**Directions**
Count every line below that holds "house". The answer is the number alone.

**Items from an interface collection**
-- Opening Marker --

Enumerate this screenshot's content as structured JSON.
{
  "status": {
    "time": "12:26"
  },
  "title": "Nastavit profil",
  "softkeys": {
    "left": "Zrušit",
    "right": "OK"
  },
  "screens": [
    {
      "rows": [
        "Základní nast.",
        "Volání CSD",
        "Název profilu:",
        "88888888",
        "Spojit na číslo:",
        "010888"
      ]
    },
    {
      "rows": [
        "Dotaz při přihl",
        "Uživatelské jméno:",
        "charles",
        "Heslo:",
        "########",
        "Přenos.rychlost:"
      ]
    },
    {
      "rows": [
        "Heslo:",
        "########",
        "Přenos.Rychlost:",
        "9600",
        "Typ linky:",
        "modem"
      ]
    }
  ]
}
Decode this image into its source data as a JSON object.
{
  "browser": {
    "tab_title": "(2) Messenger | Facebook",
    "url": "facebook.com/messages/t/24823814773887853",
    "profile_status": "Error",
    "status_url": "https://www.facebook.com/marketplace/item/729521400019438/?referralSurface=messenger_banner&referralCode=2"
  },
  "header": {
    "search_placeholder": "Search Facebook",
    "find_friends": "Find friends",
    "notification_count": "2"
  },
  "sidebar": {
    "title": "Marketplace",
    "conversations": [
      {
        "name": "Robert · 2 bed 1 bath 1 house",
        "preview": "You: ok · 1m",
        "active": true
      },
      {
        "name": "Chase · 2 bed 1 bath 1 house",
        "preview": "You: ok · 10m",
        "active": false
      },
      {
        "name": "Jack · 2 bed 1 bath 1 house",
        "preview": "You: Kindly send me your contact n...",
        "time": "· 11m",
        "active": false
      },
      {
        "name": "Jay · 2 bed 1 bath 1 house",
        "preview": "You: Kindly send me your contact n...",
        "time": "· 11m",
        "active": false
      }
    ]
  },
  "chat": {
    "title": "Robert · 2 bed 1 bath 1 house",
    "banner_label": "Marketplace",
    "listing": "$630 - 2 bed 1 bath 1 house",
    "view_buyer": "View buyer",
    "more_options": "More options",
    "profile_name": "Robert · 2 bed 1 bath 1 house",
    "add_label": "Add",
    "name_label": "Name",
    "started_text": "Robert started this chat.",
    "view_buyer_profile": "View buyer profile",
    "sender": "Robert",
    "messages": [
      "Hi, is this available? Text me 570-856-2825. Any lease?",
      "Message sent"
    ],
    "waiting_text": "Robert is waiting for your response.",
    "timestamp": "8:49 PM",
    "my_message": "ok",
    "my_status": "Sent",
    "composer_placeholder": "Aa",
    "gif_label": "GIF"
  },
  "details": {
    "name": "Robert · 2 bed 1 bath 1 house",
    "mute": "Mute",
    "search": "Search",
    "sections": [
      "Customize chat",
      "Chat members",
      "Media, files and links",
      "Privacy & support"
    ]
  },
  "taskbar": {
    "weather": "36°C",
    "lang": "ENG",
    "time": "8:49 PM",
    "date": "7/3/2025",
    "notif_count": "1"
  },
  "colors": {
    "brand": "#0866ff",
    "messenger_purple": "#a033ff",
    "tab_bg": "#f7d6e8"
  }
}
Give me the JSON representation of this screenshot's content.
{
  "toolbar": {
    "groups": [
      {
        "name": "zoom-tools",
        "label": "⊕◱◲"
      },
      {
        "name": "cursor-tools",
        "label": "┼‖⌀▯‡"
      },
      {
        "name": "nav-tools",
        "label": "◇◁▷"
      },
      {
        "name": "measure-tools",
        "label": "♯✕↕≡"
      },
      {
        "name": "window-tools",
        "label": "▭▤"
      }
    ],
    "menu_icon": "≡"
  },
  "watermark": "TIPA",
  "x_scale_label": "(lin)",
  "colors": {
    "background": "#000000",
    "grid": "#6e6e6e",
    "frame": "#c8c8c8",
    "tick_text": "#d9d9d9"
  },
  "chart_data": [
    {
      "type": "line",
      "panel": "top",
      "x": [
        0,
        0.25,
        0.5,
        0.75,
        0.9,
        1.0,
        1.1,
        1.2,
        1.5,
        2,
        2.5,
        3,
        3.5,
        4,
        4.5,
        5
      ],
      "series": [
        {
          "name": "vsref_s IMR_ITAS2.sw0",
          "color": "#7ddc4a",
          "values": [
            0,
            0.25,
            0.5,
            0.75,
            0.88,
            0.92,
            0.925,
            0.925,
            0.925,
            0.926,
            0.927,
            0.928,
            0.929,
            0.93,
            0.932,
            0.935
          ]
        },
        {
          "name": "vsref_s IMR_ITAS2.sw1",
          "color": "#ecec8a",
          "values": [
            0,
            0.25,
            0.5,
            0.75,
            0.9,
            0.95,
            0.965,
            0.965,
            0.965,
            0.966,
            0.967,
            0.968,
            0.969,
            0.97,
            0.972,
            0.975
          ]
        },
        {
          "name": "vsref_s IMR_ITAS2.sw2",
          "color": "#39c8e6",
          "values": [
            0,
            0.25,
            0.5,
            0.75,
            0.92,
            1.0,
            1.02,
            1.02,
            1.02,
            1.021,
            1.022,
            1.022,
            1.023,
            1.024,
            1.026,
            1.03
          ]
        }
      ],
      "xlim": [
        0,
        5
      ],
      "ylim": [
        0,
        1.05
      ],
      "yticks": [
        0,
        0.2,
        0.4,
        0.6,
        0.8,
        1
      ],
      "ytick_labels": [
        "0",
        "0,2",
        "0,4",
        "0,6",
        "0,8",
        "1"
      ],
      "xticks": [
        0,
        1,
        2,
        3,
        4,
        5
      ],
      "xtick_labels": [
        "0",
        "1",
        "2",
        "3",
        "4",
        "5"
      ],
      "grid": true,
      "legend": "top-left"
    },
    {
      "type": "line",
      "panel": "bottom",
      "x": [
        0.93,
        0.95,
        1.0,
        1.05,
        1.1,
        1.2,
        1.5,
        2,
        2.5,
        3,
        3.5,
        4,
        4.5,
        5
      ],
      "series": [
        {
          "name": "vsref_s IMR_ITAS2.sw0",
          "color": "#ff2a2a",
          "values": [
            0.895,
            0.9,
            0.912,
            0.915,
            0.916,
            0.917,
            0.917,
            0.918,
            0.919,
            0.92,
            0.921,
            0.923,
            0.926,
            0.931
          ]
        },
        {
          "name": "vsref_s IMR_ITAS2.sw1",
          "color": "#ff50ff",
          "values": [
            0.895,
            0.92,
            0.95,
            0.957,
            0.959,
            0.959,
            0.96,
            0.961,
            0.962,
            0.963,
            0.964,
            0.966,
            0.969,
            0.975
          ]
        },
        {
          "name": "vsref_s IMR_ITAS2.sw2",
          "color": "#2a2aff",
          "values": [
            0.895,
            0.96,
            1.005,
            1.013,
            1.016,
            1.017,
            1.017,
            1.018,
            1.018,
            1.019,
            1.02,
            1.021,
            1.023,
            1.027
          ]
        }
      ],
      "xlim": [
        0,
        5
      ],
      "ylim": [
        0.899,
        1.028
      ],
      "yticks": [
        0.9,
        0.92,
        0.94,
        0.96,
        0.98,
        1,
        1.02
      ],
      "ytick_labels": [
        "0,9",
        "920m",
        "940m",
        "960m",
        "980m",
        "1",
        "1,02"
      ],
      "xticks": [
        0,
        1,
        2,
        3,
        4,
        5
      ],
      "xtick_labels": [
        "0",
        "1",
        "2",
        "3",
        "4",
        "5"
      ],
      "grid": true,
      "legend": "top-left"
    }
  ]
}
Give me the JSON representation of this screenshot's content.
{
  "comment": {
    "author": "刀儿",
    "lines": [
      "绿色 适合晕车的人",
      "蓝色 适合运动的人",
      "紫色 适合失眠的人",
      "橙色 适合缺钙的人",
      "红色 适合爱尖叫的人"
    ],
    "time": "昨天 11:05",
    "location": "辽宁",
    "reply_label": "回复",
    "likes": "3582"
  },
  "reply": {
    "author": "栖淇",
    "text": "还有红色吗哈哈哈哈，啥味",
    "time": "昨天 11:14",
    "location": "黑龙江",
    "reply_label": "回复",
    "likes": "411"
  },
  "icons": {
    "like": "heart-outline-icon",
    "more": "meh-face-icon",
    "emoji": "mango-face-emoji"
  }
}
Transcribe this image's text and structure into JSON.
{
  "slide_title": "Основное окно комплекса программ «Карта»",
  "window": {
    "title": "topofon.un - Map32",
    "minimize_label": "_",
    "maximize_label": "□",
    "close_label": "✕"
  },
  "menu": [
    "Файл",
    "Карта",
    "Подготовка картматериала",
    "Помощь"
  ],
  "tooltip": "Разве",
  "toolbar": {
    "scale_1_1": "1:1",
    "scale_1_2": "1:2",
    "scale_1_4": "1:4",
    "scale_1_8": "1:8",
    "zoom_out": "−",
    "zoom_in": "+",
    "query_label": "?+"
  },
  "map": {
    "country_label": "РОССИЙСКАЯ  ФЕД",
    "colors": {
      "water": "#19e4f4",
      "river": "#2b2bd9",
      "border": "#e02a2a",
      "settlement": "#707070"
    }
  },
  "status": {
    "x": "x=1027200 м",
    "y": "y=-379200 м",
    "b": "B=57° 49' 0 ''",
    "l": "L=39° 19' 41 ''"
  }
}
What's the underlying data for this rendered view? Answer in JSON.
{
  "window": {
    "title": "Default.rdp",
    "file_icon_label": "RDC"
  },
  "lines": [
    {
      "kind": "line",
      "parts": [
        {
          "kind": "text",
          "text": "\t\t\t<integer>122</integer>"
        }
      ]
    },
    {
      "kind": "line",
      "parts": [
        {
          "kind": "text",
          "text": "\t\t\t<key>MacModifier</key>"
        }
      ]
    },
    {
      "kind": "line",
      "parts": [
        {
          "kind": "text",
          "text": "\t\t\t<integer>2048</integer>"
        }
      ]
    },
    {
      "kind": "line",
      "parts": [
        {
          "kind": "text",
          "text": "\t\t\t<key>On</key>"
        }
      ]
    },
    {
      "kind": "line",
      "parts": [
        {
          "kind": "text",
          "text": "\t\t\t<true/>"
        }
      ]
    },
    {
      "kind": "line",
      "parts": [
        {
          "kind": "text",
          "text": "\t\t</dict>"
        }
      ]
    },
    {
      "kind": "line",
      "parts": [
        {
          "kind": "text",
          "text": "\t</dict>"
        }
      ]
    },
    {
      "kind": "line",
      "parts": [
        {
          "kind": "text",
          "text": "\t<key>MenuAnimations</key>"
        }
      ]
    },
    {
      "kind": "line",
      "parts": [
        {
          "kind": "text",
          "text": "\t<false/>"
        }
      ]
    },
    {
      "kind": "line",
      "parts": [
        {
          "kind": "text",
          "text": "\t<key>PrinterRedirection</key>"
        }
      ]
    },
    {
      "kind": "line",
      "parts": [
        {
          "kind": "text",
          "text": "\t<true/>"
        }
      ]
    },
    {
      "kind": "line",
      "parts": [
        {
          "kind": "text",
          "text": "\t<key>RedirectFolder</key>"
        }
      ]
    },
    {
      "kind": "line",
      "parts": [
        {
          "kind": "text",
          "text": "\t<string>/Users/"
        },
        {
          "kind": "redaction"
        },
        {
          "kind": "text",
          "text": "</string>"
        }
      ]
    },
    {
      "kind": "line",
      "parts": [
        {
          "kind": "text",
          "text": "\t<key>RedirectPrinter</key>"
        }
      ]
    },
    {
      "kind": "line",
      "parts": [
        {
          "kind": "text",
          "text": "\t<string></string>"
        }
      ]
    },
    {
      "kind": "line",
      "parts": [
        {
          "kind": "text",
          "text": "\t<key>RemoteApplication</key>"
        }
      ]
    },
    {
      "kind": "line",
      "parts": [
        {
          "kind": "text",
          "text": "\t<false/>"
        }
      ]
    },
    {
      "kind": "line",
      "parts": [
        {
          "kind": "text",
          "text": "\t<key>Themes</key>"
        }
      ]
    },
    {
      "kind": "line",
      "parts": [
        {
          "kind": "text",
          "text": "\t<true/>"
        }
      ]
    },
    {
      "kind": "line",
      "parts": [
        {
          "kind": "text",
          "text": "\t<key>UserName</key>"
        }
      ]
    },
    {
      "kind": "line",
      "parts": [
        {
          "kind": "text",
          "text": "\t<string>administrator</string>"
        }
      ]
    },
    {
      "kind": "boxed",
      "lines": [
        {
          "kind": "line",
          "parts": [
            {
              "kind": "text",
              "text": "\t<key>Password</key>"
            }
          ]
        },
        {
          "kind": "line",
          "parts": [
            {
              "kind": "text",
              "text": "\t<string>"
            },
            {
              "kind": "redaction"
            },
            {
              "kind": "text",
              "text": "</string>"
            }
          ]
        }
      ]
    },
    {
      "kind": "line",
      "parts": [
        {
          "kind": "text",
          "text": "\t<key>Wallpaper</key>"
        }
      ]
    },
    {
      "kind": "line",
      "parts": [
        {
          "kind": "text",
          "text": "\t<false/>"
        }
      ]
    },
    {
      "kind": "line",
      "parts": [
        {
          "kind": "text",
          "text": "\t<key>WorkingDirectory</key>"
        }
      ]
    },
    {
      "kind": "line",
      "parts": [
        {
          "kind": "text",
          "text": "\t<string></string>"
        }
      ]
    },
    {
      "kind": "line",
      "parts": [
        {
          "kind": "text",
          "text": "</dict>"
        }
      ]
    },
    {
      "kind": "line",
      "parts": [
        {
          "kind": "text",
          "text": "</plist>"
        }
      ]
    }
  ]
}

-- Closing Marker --

**Exercise output**
8